I was born and raised on a small island off the coast of Maine called Deer Isle. While it is known for being the highest grossing lobster port in Maine, and the place from which granite was quarried for structures including the Boston Museum of Fine Arts, the Manhattan Bridge, and President John F. Kennedy’s tomb, it is first and foremost my childhood home. I lived the first eighteen years of my life entirely on the Island.
Inspired by the storytelling tradition deeply rooted in my Island’s culture, I became interested in creating a performance about Deer Isle. I decided to spend the following summer back on the Island archiving every moment of my time there, whether it was filming the tide slowly swallowing the sandbar of the Barred Island Preserve, capturing photos inside the abandoned granite storage shed of the defunct Settlement Quarry, or just sitting down and recording my conversations with “Grandma Tillie,” a 91-year-old woman who was born on the Island before the bridge was even built.
I also found myself taking this time to reflect on my childhood and the years I had spent growing up on this granite rock. I found myself tapping a deep well of complex memories associated with the place and people that I simultaneously loved. I began to remember the feeling I had had of wanting nothing more than to leave and never return, yet here I was back on Deer Isle.
After returning to Boston in the fall, I knew that I needed to clarify my concept for this production. While I had initially thought that the piece would encapsulate Deer Isle more broadly, I quickly realized from reading through my written reflections that it actually needed to be about my relationship to my family. I mean, how was I going to talk about Deer Isle without talking about my family? I’m related to at least a third of the island…
This project has become my love letter of sorts, or perhaps a eulogy, to my home and my family, aptly named DEAR DEER ISLE.
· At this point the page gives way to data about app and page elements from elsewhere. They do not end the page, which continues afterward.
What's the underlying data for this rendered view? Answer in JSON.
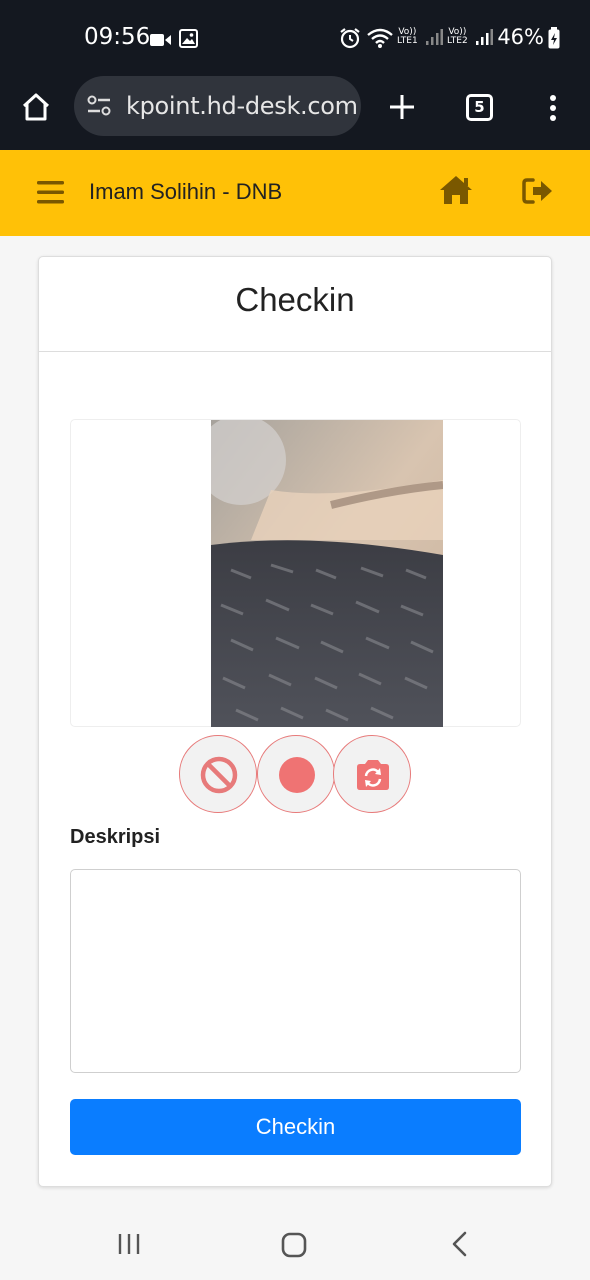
{
  "status_bar": {
    "time": "09:56",
    "battery": "46%",
    "sim1_top": "Vo))",
    "sim1_bottom": "LTE1",
    "sim2_top": "Vo))",
    "sim2_bottom": "LTE2",
    "icons": [
      "video-icon",
      "image-icon",
      "alarm-icon",
      "wifi-icon",
      "signal-icon",
      "battery-icon"
    ]
  },
  "browser": {
    "url": "kpoint.hd-desk.com",
    "tab_count": "5",
    "icons": [
      "home-icon",
      "site-settings-icon",
      "new-tab-icon",
      "tabs-icon",
      "menu-icon"
    ]
  },
  "header": {
    "user_name": "Imam Solihin - DNB",
    "icons": [
      "hamburger-icon",
      "home-icon",
      "logout-icon"
    ],
    "bg_color": "#ffc107",
    "icon_color": "#7a5800"
  },
  "card": {
    "title": "Checkin",
    "camera_buttons": [
      "cancel-icon",
      "record-icon",
      "switch-camera-icon"
    ],
    "description_label": "Deskripsi",
    "description_value": "",
    "submit_label": "Checkin",
    "button_color": "#0a7dff",
    "camera_button_color": "#e77a7a"
  },
  "system_nav": {
    "icons": [
      "recent-apps-icon",
      "home-icon",
      "back-icon"
    ]
  }
}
I have been working with my archived materials from the summer to begin creating DEAR DEER ISLE. I often start with a polaroid photograph of a friend or an audio recording of my grandparents to inspire new work. I also recently came into possession of nearly eighty buoys, several lobster traps, and a substantial amount of rope and netting from the Island, which I’ve been hoping to repurpose into art installations that will function as the set.
Being a show about an island community, DEAR DEER ISLE needed to be performed on the water. After reaching out to several boathouses along the Charles River, I received permission to perform this project in the Newell Boathouse, the current boathouse for the men’s crew team at Harvard College. We want to think about the performance space, built in 1900, as the final collaborator and are constantly thinking about how it can inform our performance through its own extensive history. We’re all quite excited that DEAR DEER ISLE will be the first production to ever take place in this historic boathouse.
DEAR DEER ISLE will be performed in April 2020 at the Newell Boathouse in Cambridge, MA.